▶ **Problem details**:
Each line below either holds the string "icon" or doesn't. Count those that do and give only the number.

[Component data from apps and pages]
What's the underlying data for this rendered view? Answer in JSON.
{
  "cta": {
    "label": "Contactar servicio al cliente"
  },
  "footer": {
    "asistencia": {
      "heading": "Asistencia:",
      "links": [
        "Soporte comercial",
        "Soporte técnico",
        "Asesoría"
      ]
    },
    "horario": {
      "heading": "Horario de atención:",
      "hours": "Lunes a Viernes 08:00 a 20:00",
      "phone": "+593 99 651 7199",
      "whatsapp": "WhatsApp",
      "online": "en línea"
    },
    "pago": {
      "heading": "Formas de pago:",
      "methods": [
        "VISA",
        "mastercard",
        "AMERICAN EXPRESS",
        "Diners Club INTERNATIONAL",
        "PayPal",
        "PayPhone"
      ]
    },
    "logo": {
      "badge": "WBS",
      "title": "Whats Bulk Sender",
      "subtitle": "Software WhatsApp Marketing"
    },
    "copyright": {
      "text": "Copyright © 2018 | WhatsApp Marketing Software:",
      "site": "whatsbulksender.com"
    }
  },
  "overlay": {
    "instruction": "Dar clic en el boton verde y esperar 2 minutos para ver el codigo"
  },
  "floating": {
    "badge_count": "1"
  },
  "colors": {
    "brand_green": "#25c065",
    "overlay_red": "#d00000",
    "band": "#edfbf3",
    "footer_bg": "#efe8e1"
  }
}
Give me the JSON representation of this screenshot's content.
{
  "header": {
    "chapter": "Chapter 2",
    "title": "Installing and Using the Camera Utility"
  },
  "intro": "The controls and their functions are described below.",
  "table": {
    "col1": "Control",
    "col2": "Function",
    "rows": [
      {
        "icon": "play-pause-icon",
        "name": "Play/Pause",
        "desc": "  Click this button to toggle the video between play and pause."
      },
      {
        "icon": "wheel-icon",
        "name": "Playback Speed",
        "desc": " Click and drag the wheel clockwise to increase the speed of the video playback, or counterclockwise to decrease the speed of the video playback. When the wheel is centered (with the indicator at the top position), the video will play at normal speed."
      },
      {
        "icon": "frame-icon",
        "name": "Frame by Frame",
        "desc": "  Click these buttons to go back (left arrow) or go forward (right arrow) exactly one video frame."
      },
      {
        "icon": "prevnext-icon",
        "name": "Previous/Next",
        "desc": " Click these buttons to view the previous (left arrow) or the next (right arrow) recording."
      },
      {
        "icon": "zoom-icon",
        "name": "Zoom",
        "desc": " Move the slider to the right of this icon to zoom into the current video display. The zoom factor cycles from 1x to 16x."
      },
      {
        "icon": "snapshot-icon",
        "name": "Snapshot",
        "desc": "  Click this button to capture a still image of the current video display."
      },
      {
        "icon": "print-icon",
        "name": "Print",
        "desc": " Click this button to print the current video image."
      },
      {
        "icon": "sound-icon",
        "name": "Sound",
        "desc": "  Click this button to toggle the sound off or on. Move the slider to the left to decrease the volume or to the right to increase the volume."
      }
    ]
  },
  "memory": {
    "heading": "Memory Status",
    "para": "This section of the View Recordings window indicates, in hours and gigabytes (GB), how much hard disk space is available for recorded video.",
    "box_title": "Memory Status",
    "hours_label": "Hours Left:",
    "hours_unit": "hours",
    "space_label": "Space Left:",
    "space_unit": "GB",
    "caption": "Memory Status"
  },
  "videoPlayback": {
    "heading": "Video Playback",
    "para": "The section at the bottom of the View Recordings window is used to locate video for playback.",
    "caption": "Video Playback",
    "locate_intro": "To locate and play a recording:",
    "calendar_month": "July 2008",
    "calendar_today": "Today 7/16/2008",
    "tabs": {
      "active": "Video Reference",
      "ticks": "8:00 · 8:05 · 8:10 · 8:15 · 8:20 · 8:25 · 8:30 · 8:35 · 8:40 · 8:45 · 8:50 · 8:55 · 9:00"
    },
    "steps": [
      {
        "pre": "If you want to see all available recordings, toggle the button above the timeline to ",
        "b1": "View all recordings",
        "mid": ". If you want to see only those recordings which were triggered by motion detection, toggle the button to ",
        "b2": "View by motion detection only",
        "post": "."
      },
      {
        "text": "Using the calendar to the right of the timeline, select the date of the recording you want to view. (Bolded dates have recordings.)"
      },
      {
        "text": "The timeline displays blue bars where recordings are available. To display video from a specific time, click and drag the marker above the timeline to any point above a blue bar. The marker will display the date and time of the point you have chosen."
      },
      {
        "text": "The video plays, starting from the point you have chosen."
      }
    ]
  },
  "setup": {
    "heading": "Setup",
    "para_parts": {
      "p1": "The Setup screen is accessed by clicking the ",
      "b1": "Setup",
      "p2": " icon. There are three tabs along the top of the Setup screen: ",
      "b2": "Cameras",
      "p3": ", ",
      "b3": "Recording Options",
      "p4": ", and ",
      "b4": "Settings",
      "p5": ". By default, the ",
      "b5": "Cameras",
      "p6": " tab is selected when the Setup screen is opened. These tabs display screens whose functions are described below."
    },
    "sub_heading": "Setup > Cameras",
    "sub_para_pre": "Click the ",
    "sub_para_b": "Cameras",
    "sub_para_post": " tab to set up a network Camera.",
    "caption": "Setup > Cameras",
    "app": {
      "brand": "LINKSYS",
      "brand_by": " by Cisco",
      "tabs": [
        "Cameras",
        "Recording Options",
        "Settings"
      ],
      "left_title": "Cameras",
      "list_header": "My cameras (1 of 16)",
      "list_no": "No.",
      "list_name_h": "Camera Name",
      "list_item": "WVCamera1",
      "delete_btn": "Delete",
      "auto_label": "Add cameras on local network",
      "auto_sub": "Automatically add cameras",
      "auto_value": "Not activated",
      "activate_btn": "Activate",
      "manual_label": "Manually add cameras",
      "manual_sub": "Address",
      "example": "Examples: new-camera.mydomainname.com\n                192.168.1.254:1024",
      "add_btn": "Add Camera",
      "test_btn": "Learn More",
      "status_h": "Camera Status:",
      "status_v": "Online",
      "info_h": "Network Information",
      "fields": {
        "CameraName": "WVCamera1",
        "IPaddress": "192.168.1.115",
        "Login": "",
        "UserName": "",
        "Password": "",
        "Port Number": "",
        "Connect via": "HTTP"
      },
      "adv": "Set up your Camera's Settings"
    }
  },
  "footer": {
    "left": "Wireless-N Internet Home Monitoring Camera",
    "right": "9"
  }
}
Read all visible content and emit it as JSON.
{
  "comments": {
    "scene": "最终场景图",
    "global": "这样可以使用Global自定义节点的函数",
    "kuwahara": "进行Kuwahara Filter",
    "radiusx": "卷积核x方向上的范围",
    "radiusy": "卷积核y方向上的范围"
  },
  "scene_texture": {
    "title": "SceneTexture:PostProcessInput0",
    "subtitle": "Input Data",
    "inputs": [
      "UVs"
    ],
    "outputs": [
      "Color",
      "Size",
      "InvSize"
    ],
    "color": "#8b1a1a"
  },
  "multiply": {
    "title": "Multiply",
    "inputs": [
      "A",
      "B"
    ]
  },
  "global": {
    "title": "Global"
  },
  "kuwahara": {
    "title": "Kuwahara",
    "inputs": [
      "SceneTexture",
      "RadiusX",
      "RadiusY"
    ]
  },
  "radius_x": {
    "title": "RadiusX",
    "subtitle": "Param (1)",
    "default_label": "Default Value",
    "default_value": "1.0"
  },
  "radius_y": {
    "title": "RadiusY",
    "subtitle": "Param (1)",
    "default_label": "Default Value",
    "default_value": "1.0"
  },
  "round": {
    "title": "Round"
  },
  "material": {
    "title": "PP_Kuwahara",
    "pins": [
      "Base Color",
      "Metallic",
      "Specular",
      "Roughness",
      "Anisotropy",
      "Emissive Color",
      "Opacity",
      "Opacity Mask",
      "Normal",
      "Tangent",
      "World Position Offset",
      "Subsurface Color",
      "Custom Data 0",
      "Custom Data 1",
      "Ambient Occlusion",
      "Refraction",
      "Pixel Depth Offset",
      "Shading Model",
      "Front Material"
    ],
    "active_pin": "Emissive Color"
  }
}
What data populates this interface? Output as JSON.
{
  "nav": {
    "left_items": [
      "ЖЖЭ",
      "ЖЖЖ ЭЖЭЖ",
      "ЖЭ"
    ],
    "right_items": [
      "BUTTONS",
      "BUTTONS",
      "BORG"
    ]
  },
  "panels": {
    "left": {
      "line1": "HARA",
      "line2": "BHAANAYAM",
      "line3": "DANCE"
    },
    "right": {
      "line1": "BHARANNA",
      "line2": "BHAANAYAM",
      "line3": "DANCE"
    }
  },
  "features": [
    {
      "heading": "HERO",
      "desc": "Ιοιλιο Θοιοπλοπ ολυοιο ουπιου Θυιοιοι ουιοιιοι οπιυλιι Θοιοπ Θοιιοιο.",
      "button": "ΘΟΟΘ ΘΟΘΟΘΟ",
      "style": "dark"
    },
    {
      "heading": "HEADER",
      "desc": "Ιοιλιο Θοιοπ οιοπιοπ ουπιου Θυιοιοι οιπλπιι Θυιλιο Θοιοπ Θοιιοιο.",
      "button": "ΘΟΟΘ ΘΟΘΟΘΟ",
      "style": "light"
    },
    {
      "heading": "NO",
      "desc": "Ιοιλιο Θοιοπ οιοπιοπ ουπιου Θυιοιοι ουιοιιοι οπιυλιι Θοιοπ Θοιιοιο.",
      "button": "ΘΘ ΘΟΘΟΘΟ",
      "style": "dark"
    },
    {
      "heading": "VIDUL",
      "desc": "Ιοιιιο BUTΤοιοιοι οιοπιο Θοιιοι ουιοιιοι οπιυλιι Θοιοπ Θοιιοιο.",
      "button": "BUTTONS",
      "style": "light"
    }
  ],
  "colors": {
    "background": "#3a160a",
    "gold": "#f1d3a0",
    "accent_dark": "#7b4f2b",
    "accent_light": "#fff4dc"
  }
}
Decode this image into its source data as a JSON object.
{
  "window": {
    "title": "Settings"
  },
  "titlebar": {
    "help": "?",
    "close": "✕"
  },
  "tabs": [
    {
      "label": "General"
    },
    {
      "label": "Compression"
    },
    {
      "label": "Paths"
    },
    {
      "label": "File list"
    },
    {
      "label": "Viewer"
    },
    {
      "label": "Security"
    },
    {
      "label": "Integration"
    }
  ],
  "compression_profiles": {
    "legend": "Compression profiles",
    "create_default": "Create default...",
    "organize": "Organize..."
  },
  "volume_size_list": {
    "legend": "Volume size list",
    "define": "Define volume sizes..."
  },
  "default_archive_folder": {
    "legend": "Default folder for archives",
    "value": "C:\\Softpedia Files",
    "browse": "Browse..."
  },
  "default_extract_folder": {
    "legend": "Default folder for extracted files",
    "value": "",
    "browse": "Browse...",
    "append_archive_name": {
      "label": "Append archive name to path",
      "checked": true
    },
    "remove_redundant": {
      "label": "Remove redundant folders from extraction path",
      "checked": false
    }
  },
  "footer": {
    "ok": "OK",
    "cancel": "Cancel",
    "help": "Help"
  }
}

▶ **Answer box**:
10